Most practices are either using cloud services or thinking about it. I want to highlight some questions that are rarely talked about but very important to consider. This article may seem anti-cloud because it focuses on potential problems rather than benefits, but that is not the case. Cloud computing is a great option in many situations. My intent is simply to arm you with important facts so you can understand and mitigate any potential risks if you choose a cloud option.
There are many proposed definitions for "the cloud". To keep it simple, let's say the cloud is your data on someone else's computer. That computer is almost always more reliable and fault tolerant than any computer you might buy. Its use and cost are shared with others; so ultimately you can acquire better computing at a lower cost.
Another important term is "private cloud". You purchase cloud computing resources that you configure to your specifications for your private use. Private cloud solutions are great because they give your practice full control of those resources and offer many of the same benefits that public cloud solutions offer (i.e., scalability, reliability, easy access from anywhere).
Today's most popular term, "hybrid cloud", describes the idea of using someone else's computing facility for some purposes and using your own servers for other purposes. A hybrid cloud is common in today's dental practices. Practice management and imaging are on premise, while email and backup systems are cloud based. Many multi-location practices have moved to a private cloud or cloud based practice management application while accounting and specialty software are served on premise.
Cloud Risk Factors
Vendor Survival - There are many cloud products entering the dental market and not all of them will survive. While Microsoft and Google are a safe bet, not all providers of cloud based dental software are. Before deploying any solution, have a plan to acquire copies of your data on a regular basis or retain permanent control of the databases. Also, require a software escrow agreement. If your cloud vendor fails, you have some assurance you can continue to operate the software.
Held Captive - Insist on limits to fee increases. We have seen some cloud providers in other markets raise prices significantly after gaining wide market share. Changing software is painful and everyone knows it.
The Changing Internet - The Net Neutrality pendulum is swinging back in the direction of Internet Service Providers being able to charge for and/or shape/limit network traffic on their systems. This is bad for consumers and small businesses, but the telcom lobby is strong. Ending net neutrality will change the costs or speeds of Internet access. Would an ISP levy a cloud provider for transmitting a lot of large image files? If they do, the customers will bear that cost.
Overstated Savings - Cloud vendors like to tout how much you will save on IT services when moving to their cloud solution. Most vendors for that matter only think about their product and don't entertain that you need to run other software. You still need computers, printers and other equipment required to access the cloud. You will have a network and it needs to be secure. The most short-sighted advice from sales people is that you don't need a server. Although you no longer need to store certain data, most practices still have important uses for a server. A network is more secure and easier to manage with a server, so eliminating the server may be costlier in the long run.

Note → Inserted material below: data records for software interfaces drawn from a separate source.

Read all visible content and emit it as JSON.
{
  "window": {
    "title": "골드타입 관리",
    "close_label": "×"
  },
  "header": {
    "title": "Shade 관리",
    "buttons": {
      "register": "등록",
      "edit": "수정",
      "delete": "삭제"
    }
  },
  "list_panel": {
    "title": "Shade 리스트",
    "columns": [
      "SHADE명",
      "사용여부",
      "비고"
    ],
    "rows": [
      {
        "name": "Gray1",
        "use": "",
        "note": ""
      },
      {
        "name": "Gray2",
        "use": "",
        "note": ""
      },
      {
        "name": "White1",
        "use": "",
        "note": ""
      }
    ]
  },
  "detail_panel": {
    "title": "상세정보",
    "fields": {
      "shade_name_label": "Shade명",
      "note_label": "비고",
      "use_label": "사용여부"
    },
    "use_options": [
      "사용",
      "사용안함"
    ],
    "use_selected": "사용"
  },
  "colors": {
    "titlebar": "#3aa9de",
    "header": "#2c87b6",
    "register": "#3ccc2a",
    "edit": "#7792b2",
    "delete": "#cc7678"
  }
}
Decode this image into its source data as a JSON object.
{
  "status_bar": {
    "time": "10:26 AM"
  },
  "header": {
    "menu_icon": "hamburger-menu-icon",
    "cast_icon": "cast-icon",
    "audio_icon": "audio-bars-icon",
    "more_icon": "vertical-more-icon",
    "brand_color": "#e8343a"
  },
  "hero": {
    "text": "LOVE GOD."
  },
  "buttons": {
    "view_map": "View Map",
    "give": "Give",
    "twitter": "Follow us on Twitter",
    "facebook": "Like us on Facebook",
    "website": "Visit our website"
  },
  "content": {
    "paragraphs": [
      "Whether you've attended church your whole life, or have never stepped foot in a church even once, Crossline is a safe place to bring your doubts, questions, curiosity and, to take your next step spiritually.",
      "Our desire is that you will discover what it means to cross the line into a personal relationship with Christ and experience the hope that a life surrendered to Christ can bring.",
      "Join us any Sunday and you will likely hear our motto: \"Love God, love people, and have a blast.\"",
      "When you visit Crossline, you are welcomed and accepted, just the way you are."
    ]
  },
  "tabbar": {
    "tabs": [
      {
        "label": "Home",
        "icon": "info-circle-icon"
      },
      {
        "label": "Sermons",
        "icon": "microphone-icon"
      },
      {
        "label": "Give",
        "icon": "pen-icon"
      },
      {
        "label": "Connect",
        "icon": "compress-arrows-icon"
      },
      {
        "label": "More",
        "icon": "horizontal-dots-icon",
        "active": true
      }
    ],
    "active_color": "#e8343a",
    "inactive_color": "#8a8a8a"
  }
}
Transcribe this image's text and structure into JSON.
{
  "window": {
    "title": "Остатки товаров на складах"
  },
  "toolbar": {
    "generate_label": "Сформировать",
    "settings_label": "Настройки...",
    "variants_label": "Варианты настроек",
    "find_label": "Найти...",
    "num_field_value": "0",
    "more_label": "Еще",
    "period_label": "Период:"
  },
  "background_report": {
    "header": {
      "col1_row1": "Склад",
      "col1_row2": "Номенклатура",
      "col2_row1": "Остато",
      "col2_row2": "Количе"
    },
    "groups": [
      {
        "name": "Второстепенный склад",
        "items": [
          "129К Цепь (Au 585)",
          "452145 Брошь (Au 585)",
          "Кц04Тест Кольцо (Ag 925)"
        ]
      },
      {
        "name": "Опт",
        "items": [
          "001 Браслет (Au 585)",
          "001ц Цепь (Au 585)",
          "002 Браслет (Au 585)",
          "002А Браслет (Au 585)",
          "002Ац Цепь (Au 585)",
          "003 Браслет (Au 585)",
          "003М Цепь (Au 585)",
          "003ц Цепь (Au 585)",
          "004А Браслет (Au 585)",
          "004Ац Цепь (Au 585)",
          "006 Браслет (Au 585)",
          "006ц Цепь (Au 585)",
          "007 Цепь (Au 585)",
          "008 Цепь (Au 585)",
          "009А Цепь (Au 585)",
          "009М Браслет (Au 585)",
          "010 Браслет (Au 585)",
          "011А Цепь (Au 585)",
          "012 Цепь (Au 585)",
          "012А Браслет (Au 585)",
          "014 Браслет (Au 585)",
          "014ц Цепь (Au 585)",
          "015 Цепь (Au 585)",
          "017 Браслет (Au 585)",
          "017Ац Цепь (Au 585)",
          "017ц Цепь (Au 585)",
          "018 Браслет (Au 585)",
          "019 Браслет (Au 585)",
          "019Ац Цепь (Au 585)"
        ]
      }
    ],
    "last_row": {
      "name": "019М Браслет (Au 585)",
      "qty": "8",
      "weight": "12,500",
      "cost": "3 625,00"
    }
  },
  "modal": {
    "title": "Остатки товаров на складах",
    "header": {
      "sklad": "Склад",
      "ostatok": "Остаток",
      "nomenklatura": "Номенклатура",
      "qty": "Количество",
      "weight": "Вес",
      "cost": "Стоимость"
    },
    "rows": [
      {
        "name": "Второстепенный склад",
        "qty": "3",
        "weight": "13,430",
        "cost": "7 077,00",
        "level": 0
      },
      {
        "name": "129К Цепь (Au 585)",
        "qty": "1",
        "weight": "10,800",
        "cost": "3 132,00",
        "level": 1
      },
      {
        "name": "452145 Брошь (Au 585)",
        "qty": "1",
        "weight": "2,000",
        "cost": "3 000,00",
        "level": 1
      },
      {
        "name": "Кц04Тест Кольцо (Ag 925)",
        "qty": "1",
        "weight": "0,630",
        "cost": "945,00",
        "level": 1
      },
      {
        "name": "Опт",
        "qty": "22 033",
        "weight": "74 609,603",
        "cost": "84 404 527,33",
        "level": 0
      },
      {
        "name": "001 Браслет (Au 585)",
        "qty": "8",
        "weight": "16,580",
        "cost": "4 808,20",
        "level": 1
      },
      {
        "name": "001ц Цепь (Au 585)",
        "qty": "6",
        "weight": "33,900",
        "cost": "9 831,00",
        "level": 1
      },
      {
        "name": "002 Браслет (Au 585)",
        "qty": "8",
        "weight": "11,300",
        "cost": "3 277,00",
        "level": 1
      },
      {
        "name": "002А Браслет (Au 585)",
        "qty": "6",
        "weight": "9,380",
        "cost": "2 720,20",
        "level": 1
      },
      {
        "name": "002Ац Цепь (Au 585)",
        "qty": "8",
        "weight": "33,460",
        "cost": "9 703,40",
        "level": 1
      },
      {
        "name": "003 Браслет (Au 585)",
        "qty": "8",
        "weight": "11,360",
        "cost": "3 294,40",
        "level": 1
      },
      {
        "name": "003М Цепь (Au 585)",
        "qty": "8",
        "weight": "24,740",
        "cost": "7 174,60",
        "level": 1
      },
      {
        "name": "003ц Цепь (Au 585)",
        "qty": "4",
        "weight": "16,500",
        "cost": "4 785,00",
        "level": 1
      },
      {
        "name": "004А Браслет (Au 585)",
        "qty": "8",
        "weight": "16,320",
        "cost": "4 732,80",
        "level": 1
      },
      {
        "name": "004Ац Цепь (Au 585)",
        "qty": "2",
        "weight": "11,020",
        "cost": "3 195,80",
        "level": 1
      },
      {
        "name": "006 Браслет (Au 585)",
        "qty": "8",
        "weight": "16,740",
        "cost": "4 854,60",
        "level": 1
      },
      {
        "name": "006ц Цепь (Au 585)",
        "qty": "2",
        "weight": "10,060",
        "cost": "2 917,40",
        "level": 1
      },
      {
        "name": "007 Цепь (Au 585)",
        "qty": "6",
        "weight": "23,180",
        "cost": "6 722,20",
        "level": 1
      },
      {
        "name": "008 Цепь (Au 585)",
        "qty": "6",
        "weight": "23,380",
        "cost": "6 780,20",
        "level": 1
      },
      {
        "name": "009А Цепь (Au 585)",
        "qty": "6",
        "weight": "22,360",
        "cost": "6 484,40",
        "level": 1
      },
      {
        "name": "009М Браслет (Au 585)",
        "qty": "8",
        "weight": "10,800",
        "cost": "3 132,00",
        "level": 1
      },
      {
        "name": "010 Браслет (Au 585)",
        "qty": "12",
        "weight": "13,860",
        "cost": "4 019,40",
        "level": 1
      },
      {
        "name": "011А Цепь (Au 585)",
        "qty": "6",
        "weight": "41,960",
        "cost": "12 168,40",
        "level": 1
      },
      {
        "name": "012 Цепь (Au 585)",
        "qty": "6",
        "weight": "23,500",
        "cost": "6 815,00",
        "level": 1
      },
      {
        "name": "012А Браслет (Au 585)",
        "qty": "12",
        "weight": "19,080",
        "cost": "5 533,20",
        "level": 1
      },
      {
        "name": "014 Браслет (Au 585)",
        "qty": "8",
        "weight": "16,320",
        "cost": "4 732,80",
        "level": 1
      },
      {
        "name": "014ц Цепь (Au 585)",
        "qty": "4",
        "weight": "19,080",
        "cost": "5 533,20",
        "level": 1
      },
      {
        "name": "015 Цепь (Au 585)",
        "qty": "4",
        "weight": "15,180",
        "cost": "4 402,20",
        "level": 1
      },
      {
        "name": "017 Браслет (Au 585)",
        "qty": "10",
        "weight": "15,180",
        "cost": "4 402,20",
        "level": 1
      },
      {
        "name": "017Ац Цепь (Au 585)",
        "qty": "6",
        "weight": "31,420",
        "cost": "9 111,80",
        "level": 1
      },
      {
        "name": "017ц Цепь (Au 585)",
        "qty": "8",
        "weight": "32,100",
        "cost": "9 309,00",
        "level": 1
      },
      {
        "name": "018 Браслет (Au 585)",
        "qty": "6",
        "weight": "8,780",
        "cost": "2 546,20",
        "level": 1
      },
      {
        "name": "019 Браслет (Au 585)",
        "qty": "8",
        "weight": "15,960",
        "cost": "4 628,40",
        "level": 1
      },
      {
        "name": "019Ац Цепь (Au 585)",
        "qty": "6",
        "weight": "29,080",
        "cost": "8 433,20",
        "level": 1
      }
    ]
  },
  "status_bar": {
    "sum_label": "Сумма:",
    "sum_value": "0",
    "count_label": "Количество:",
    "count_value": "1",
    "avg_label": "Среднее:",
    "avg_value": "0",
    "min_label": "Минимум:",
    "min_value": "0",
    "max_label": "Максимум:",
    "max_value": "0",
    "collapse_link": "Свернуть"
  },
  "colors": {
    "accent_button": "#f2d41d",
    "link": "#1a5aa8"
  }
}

Most practices run software that is not replaced by the cloud solution and still requires local resources. More devices are being connected to networks every day, including phones, cameras, environmental controls, etc. Many of these offer great functionality along with an expanded attack surface for hackers. Your practice will need to maintain a growing array of local equipment.
The cloud offers many benefits and every practice needs a cloud strategy. There are, however, a lot of misconceptions and misinformation about "the cloud", which is changing as quickly as personal technology. Carefully weigh the costs and risks of cloud solutions. New practices may want to look at cloud options first. For a growing practice with on premise software, a private cloud or hardware as a service plan should be on your radar for your next refresh cycle. The right answer is to thoughtfully consider what is important for your success, and work with trusted vendors who can deliver the best solution for you over time.
To find highly qualified technology vendors, visit The Dental Integrators Association
John Moore, President of Advanced Automation, Inc.
John Moore is a technology entrepreneur. He is the president of Advanced Automation, Inc., one of the first independent managed service providers dedicated to serving the dental industry.
He can be reached at email@example.com.